Records to process:
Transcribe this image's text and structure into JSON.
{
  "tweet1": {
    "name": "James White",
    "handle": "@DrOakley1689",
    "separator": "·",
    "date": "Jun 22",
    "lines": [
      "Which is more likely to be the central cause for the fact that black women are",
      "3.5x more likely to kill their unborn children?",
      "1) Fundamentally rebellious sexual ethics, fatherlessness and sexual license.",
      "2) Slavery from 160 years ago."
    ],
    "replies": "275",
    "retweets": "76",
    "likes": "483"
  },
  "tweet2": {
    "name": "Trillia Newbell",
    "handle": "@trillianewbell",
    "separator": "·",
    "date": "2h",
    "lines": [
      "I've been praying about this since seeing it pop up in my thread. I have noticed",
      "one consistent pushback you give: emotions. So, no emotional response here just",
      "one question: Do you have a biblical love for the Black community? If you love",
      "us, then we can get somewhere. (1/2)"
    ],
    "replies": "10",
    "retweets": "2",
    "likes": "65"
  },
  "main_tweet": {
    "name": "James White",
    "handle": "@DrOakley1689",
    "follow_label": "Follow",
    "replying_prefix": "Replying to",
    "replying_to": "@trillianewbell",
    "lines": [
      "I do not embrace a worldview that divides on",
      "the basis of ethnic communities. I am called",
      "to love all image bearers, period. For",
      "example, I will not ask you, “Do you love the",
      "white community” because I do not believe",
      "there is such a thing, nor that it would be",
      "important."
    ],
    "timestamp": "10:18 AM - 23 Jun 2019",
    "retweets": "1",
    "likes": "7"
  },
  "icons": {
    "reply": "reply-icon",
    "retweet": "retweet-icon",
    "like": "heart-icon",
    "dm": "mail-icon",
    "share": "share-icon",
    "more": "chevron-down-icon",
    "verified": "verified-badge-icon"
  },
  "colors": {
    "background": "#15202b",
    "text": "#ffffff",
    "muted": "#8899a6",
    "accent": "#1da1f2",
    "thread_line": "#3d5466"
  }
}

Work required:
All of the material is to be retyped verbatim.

Solution below:
Transcribe this image's text and structure into JSON.
{
  "tweet1": {
    "name": "James White",
    "handle": "@DrOakley1689",
    "separator": "·",
    "date": "Jun 22",
    "lines": [
      "Which is more likely to be the central cause for the fact that black women are",
      "3.5x more likely to kill their unborn children?",
      "1) Fundamentally rebellious sexual ethics, fatherlessness and sexual license.",
      "2) Slavery from 160 years ago."
    ],
    "replies": "275",
    "retweets": "76",
    "likes": "483"
  },
  "tweet2": {
    "name": "Trillia Newbell",
    "handle": "@trillianewbell",
    "separator": "·",
    "date": "2h",
    "lines": [
      "I've been praying about this since seeing it pop up in my thread. I have noticed",
      "one consistent pushback you give: emotions. So, no emotional response here just",
      "one question: Do you have a biblical love for the Black community? If you love",
      "us, then we can get somewhere. (1/2)"
    ],
    "replies": "10",
    "retweets": "2",
    "likes": "65"
  },
  "main_tweet": {
    "name": "James White",
    "handle": "@DrOakley1689",
    "follow_label": "Follow",
    "replying_prefix": "Replying to",
    "replying_to": "@trillianewbell",
    "lines": [
      "I do not embrace a worldview that divides on",
      "the basis of ethnic communities. I am called",
      "to love all image bearers, period. For",
      "example, I will not ask you, “Do you love the",
      "white community” because I do not believe",
      "there is such a thing, nor that it would be",
      "important."
    ],
    "timestamp": "10:18 AM - 23 Jun 2019",
    "retweets": "1",
    "likes": "7"
  },
  "icons": {
    "reply": "reply-icon",
    "retweet": "retweet-icon",
    "like": "heart-icon",
    "dm": "mail-icon",
    "share": "share-icon",
    "more": "chevron-down-icon",
    "verified": "verified-badge-icon"
  },
  "colors": {
    "background": "#15202b",
    "text": "#ffffff",
    "muted": "#8899a6",
    "accent": "#1da1f2",
    "thread_line": "#3d5466"
  }
}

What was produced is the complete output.